EXERCISE OBJECTIVE
Your task is to copy every line of the records below that contains "pill".

Dataset entries

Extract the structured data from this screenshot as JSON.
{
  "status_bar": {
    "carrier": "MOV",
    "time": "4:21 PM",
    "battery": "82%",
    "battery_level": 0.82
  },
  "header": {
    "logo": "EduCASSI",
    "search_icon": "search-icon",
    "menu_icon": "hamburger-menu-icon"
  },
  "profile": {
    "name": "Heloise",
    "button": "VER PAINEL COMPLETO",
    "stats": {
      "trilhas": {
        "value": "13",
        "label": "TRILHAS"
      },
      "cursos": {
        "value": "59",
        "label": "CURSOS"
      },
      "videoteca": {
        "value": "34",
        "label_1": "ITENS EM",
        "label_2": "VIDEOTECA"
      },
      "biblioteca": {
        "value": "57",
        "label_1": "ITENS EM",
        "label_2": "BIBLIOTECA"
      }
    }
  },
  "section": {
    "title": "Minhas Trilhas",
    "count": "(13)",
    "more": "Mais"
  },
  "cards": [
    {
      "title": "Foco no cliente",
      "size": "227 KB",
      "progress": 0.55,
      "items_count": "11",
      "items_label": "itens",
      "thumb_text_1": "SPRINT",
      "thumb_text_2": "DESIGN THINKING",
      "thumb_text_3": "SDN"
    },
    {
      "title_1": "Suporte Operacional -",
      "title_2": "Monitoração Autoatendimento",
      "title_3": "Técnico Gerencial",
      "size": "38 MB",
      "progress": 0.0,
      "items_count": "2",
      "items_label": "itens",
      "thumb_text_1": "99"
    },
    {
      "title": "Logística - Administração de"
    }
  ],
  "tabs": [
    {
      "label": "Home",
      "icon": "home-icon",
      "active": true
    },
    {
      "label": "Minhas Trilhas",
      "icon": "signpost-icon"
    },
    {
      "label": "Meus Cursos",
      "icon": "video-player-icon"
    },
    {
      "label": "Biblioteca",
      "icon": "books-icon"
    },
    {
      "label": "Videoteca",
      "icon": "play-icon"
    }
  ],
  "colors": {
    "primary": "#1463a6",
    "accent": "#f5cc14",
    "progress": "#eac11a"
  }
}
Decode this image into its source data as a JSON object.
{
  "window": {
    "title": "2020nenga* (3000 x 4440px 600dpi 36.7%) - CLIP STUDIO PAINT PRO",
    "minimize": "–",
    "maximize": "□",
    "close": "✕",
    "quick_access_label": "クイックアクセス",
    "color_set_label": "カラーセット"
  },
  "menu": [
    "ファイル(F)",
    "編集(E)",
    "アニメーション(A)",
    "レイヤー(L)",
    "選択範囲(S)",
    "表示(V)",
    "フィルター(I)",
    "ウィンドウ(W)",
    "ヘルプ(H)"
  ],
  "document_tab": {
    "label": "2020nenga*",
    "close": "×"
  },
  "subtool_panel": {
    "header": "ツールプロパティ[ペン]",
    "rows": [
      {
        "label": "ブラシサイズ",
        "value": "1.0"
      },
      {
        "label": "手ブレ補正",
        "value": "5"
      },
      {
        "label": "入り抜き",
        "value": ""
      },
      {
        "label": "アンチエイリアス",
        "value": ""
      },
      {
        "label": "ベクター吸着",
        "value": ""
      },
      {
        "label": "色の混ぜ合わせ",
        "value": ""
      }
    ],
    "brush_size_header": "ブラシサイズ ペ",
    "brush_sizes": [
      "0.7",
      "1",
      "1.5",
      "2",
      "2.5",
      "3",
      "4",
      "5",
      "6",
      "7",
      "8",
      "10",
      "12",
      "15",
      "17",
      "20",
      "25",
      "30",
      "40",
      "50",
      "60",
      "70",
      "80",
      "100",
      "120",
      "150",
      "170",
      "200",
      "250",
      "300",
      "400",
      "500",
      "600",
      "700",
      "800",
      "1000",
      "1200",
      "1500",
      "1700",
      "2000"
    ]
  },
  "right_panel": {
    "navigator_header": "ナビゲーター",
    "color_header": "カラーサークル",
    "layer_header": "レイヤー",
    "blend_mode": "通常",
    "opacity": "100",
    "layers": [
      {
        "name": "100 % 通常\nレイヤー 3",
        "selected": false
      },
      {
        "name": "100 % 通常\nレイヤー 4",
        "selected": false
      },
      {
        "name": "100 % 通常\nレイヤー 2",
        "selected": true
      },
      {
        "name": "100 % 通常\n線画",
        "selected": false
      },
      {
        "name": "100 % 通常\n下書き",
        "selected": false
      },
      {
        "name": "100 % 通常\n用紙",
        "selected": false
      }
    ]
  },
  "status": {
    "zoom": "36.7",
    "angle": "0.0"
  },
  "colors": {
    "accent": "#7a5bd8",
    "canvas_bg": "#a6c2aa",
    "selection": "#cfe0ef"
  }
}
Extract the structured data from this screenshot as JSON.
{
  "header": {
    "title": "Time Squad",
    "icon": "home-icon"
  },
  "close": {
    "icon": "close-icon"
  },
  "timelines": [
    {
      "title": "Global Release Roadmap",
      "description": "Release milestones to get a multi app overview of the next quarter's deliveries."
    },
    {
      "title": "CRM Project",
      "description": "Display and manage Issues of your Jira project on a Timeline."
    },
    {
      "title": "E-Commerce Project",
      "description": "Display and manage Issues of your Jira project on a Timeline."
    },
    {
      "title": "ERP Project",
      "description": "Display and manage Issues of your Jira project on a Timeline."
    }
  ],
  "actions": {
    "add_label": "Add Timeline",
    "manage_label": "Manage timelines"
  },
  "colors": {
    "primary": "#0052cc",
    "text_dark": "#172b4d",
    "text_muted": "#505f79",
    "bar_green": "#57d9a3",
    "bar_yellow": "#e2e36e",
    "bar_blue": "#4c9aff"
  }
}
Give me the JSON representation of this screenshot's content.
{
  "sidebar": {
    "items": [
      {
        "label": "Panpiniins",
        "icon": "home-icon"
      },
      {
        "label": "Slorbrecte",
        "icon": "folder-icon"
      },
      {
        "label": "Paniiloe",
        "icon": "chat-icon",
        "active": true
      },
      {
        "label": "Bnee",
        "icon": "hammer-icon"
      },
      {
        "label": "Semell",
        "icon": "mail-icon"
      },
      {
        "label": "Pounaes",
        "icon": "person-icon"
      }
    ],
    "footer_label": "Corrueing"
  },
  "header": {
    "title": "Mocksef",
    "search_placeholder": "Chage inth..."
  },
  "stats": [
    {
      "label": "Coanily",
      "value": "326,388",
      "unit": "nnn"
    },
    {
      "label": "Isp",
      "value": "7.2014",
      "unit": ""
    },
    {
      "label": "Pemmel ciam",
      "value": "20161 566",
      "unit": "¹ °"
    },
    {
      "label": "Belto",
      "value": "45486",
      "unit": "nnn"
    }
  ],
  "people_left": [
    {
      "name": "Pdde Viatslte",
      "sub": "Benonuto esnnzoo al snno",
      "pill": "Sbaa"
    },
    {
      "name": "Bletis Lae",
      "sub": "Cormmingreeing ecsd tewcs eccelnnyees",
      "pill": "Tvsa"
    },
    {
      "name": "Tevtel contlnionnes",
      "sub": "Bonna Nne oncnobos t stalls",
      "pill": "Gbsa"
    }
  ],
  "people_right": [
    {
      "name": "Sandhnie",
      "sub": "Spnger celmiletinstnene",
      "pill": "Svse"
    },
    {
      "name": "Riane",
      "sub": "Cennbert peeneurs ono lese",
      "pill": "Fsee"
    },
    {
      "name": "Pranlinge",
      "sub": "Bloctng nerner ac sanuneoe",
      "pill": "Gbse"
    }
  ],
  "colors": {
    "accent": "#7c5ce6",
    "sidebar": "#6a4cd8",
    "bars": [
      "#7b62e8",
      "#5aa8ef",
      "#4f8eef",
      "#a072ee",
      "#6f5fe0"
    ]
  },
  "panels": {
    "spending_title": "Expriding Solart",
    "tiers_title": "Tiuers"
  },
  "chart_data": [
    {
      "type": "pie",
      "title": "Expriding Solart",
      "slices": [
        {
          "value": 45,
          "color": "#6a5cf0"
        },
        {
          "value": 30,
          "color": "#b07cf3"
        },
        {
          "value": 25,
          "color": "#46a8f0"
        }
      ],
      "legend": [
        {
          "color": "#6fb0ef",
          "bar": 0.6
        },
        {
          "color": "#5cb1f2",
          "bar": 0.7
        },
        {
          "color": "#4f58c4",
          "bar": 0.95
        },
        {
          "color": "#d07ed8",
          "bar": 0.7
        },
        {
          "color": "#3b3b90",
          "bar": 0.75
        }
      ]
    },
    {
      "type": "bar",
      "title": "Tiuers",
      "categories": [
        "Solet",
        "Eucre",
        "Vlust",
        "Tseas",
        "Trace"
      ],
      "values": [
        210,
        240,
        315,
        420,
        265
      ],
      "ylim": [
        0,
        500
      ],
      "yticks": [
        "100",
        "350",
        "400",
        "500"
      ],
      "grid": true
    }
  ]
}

THE ANSWER
      "pill": "Sbaa"
      "pill": "Tvsa"
      "pill": "Gbsa"
      "pill": "Svse"
      "pill": "Fsee"
      "pill": "Gbse"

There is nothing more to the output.